Family Systems Therapy
Family Systems Therapy
Family systems therapy places the individual in the context of a whole system and looks at the interrelations and interactions of all family members who are a part of the system. Individuals cannot be understood in isolation from one another, but rather as part of their family, because the family is an emotional unit. Families are systems of interconnected and interdependent individuals, none of whom can be understood in isolation from the whole system.
In a family, each member has a role to play and follows a certain set of rules. Family members respond to one other in a certain way according to their role. Each person knows and understands what they can discuss or how they can behave with each of the other family members. When one person behaves in a certain way, other individuals are impacted and react to this person.
In a stressed family unit, negative patterns may develop as certain family member’s negative behavior impacts and is impacted by other family member’s behaviors. Maintaining these negative pattern of behaviors within a stressed family unit may lead to disfunction. For example, if a husband is anxious and is unable to fulfill his roles as a homeowner, husband and father, the wife may need to take up more responsibilities with the children and the household to make up for the fact that the husband is unable to do so. The change in roles may maintain the stability in the relationship and family unit, but it also leads others to act differently in order to accommodate this new change in the family, which may lead to disfunction in the system in some way. In the above example, it is likely that the wife may not be able to carry on with both her and her husband’s responsibilities over a long period of time and may herself develop anxiety over time.

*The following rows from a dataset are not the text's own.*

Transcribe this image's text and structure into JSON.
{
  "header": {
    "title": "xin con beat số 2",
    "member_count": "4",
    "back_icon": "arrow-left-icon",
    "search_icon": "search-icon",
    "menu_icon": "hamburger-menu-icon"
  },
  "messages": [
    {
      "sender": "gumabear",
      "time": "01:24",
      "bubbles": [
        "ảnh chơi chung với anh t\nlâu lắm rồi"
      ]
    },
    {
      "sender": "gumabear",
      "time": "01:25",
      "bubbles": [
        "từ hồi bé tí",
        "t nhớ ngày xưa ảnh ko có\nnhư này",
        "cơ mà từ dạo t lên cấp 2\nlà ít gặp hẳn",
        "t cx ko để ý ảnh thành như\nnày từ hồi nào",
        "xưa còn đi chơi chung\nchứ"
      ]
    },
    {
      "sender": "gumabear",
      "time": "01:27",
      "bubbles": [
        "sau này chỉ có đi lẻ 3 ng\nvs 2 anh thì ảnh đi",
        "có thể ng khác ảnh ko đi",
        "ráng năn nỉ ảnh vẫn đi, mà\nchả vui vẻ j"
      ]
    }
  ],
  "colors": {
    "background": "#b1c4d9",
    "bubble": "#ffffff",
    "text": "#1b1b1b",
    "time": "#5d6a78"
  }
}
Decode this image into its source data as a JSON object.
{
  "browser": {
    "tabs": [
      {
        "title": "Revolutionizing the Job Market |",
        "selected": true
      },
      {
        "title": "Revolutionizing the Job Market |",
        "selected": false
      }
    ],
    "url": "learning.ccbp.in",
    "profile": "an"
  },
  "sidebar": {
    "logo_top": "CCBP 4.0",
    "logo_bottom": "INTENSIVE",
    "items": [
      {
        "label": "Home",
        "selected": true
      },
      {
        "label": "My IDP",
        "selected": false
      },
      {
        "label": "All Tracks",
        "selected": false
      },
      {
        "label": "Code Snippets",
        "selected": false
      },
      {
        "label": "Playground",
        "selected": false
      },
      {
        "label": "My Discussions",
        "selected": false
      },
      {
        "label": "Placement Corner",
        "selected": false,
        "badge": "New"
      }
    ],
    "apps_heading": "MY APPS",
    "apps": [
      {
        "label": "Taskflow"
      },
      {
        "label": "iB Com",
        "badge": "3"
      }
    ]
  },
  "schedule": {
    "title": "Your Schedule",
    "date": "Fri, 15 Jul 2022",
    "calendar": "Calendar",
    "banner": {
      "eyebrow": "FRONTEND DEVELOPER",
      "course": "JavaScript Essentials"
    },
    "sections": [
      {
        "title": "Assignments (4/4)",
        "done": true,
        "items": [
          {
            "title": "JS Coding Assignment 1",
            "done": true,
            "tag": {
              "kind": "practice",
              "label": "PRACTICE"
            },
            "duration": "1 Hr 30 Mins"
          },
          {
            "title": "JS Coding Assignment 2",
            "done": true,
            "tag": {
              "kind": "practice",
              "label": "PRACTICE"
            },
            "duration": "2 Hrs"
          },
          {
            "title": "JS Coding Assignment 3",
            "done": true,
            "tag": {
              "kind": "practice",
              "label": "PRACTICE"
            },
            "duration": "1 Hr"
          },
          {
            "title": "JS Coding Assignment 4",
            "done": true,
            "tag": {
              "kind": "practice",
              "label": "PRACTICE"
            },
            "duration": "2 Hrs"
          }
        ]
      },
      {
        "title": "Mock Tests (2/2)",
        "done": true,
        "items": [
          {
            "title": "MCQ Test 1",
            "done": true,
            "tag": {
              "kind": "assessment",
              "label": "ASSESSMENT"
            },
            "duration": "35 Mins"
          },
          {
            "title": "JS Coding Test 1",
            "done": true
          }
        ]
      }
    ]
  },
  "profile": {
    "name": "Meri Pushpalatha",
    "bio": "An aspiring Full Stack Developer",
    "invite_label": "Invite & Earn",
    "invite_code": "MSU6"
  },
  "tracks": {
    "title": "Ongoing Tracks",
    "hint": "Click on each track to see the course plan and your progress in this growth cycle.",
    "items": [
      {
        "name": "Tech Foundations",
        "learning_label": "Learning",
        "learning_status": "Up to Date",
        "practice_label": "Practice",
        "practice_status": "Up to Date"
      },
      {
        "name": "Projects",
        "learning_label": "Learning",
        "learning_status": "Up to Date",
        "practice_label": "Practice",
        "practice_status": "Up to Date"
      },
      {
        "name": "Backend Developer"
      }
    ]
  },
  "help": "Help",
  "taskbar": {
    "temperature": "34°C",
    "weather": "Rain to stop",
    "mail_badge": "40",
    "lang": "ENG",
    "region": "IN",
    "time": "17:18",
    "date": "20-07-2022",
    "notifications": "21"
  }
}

Family therapy may be used as the primary mode of treatment or as a complementary approach and is designed to address specific issues that affect the psychological health of the family, such as:
major life transitions
- financial hardship
- death of a loved one
- mental health conditions
- chronic illness
- communication problems
- interpersonal conflict
Family counseling promotes understanding of the family unit and promotes collaboration among family members in order to solve the problems of one or more family members. For example, if a child is misbehaving, therapy will focus on the family patterns that may contribute to the child’s acting out, rather than evaluating the child’s behaviour alone. As the family learns to support the child and works proactively to minimize or alter the conditions that may contribute to the child’s unwanted behaviour.